Although their coats come in many colors, the classic grey and chestnut color combinations are probably the most well known.
But Arabians are best-known for their heart and courage. A study conducted in 1993 concluded that Arabian horses had the highest average resting heart rate (44 bpm) and the highest average post-exercise heart rate (148 bpm).
That’s an impressive increase of 104 bpm after exercise – much higher than other breeds. These horses possess an incredible inner strength, enabling them to perform feats that would be difficult for other breeds.
The Arabian breed is often described as having the qualities of a ‘heart of gold’ and during the 1990s their popularity surged within the performance world – including dressage, show jumping, driving and western formatted events.
The breed is also known to be responsive and sensitive to the cues given by their rider, making them well-suited to riders who are patient and kind.
In summary, Arabian horses are one of the oldest and most revered breeds of horse in the world. They are instantly recognizable by their beautiful conformation and often feature white marking on their face and lower legs.
But Arabian horses are best known for their endurance and courageous heart, which enables them to perform feats few other breeds can match. They are responsive and sensitive to cues, which makes them well-suited to patient and kind riders.
How do you know if a horse is Arabian?
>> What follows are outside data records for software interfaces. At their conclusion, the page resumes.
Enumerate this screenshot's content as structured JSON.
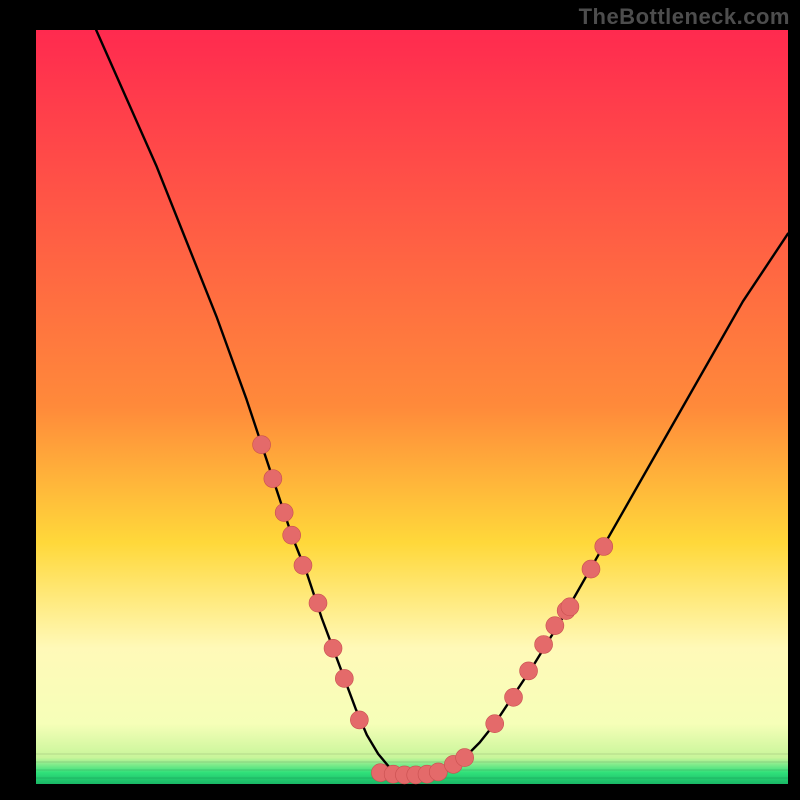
{
  "watermark": "TheBottleneck.com",
  "colors": {
    "bg": "#000000",
    "grad_top": "#ff2a4f",
    "grad_mid1": "#ff8a3a",
    "grad_mid2": "#ffd83a",
    "grad_mid3": "#fff9b8",
    "grad_bottom_green": "#2fe07a",
    "curve": "#000000",
    "dot_fill": "#e46a6a",
    "dot_stroke": "#c94f4f"
  },
  "chart_data": {
    "type": "line",
    "title": "",
    "xlabel": "",
    "ylabel": "",
    "xlim": [
      0,
      100
    ],
    "ylim": [
      0,
      100
    ],
    "curve": {
      "x": [
        8,
        12,
        16,
        20,
        24,
        28,
        30,
        32,
        34,
        36,
        38,
        39.5,
        41,
        42.5,
        44,
        45.5,
        47,
        49,
        51,
        53,
        55,
        57,
        59,
        61,
        63,
        66,
        70,
        74,
        78,
        82,
        86,
        90,
        94,
        98,
        100
      ],
      "y": [
        100,
        91,
        82,
        72,
        62,
        51,
        45,
        39,
        33,
        28,
        22,
        18,
        14,
        10,
        6.5,
        4,
        2.2,
        1.2,
        1.2,
        1.4,
        2.2,
        3.5,
        5.5,
        8,
        11,
        15.5,
        22,
        29,
        36,
        43,
        50,
        57,
        64,
        70,
        73
      ]
    },
    "dots": [
      {
        "x": 30.0,
        "y": 45.0
      },
      {
        "x": 31.5,
        "y": 40.5
      },
      {
        "x": 33.0,
        "y": 36.0
      },
      {
        "x": 34.0,
        "y": 33.0
      },
      {
        "x": 35.5,
        "y": 29.0
      },
      {
        "x": 37.5,
        "y": 24.0
      },
      {
        "x": 39.5,
        "y": 18.0
      },
      {
        "x": 41.0,
        "y": 14.0
      },
      {
        "x": 43.0,
        "y": 8.5
      },
      {
        "x": 45.8,
        "y": 1.5
      },
      {
        "x": 47.5,
        "y": 1.3
      },
      {
        "x": 49.0,
        "y": 1.2
      },
      {
        "x": 50.5,
        "y": 1.2
      },
      {
        "x": 52.0,
        "y": 1.3
      },
      {
        "x": 53.5,
        "y": 1.6
      },
      {
        "x": 55.5,
        "y": 2.6
      },
      {
        "x": 57.0,
        "y": 3.5
      },
      {
        "x": 61.0,
        "y": 8.0
      },
      {
        "x": 63.5,
        "y": 11.5
      },
      {
        "x": 65.5,
        "y": 15.0
      },
      {
        "x": 67.5,
        "y": 18.5
      },
      {
        "x": 69.0,
        "y": 21.0
      },
      {
        "x": 70.5,
        "y": 23.0
      },
      {
        "x": 71.0,
        "y": 23.5
      },
      {
        "x": 73.8,
        "y": 28.5
      },
      {
        "x": 75.5,
        "y": 31.5
      }
    ]
  }
}
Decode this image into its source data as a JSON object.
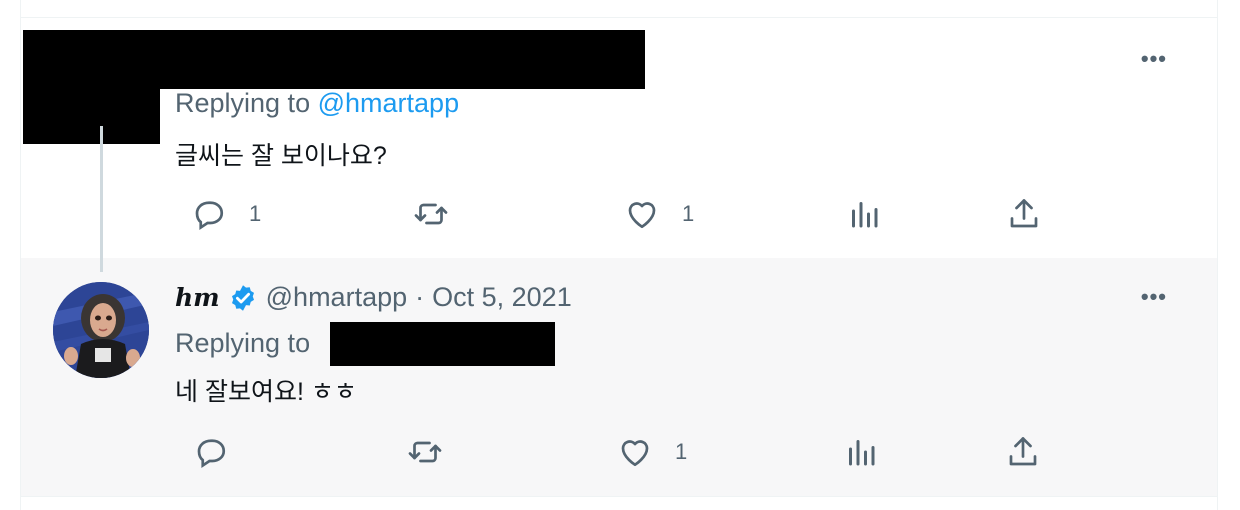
{
  "colors": {
    "accent": "#1d9bf0",
    "muted": "#536471",
    "text": "#0f1419",
    "highlight_bg": "#f7f7f8",
    "redaction": "#000000"
  },
  "tweet_parent": {
    "replying_prefix": "Replying to",
    "replying_to": "@hmartapp",
    "text": "글씨는 잘 보이나요?",
    "more_icon": "more-horizontal-icon",
    "actions": {
      "reply_count": "1",
      "retweet_count": "",
      "like_count": "1",
      "views_count": ""
    }
  },
  "tweet_reply": {
    "display_name": "hm",
    "verified": true,
    "handle": "@hmartapp",
    "separator": "·",
    "date": "Oct 5, 2021",
    "replying_prefix": "Replying to",
    "text": "네 잘보여요! ㅎㅎ",
    "more_icon": "more-horizontal-icon",
    "actions": {
      "reply_count": "",
      "retweet_count": "",
      "like_count": "1",
      "views_count": ""
    }
  }
}
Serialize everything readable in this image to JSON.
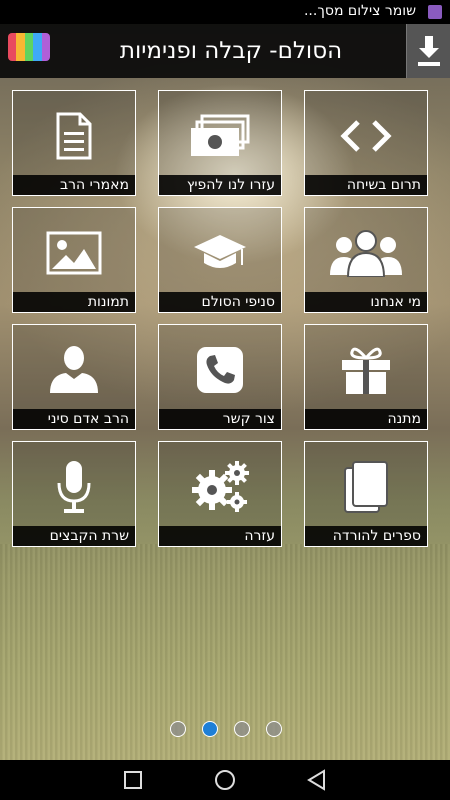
{
  "status_bar": {
    "notification_text": "שומר צילום מסך..."
  },
  "header": {
    "title": "הסולם- קבלה ופנימיות",
    "logo_colors": [
      "#e84a5f",
      "#f7b733",
      "#5fd35f",
      "#3fa9f5",
      "#b05fd8"
    ]
  },
  "tiles": [
    {
      "label": "תרום בשיחה",
      "icon": "code-brackets-icon"
    },
    {
      "label": "עזרו לנו להפיץ",
      "icon": "money-icon"
    },
    {
      "label": "מאמרי הרב",
      "icon": "document-icon"
    },
    {
      "label": "מי אנחנו",
      "icon": "group-icon"
    },
    {
      "label": "סניפי הסולם",
      "icon": "graduation-cap-icon"
    },
    {
      "label": "תמונות",
      "icon": "image-icon"
    },
    {
      "label": "מתנה",
      "icon": "gift-icon"
    },
    {
      "label": "צור קשר",
      "icon": "phone-icon"
    },
    {
      "label": "הרב אדם סיני",
      "icon": "person-icon"
    },
    {
      "label": "ספרים להורדה",
      "icon": "books-icon"
    },
    {
      "label": "עזרה",
      "icon": "gears-icon"
    },
    {
      "label": "שרת הקבצים",
      "icon": "microphone-icon"
    }
  ],
  "pager": {
    "total": 4,
    "active": 2,
    "active_color": "#1e7fd6"
  }
}
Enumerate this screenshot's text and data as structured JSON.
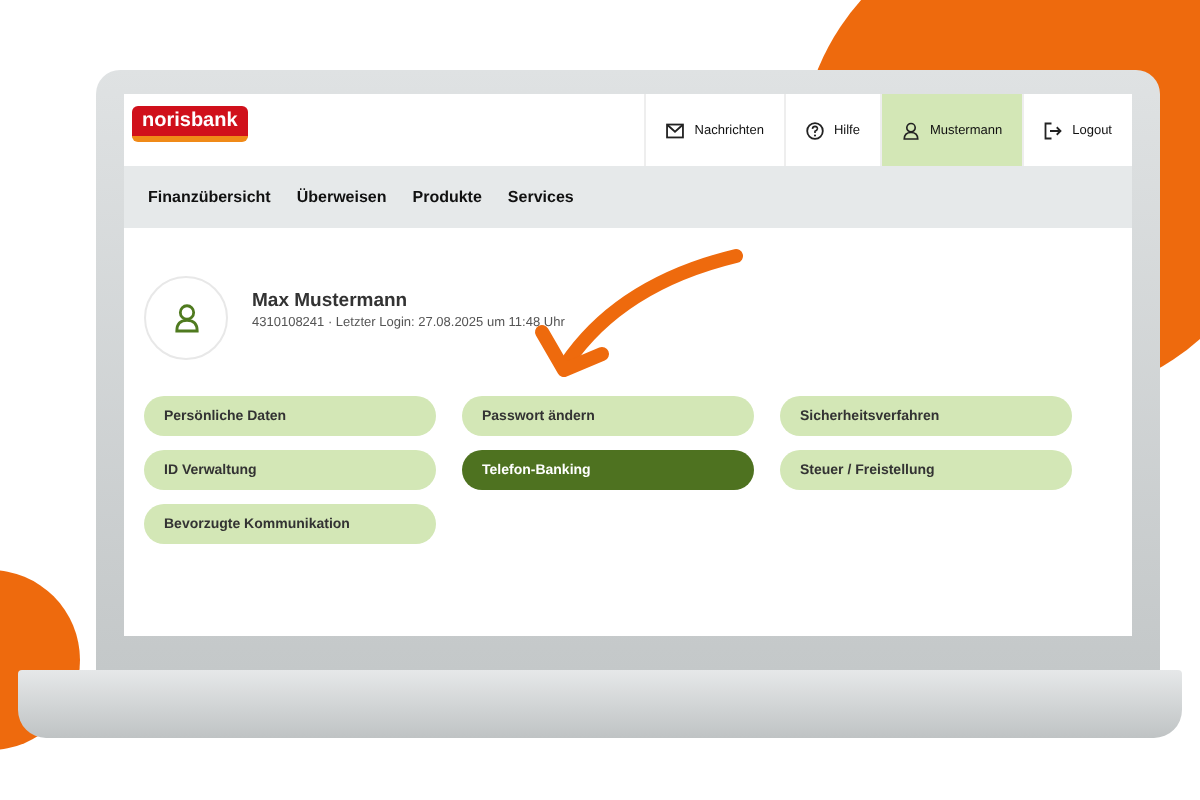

The most distinguishing aspect is their head shape, which is distinctively dished. Their eyes are large, round, and set well apart. Additionally, they feature a short, neat, refined muzzle, with a concave facial profile.
The Arabian also has a short back and high tail set and is usually between 14. 2 and 15. 2 hands. Other physical traits include a boldly arched neck, a deep chest, and wide-set, angled shoulders. On the hoof, they typically present with a distinctive ‘ambling’ gait.
Arabian horses are known for their athleticism and endurance, and are often used in endurance riding and competitive horseback sports, such as reining, jumping and dressage. Furthermore, Arabians often have a beautiful, shiny, dappled coat, with solid colors being the most common.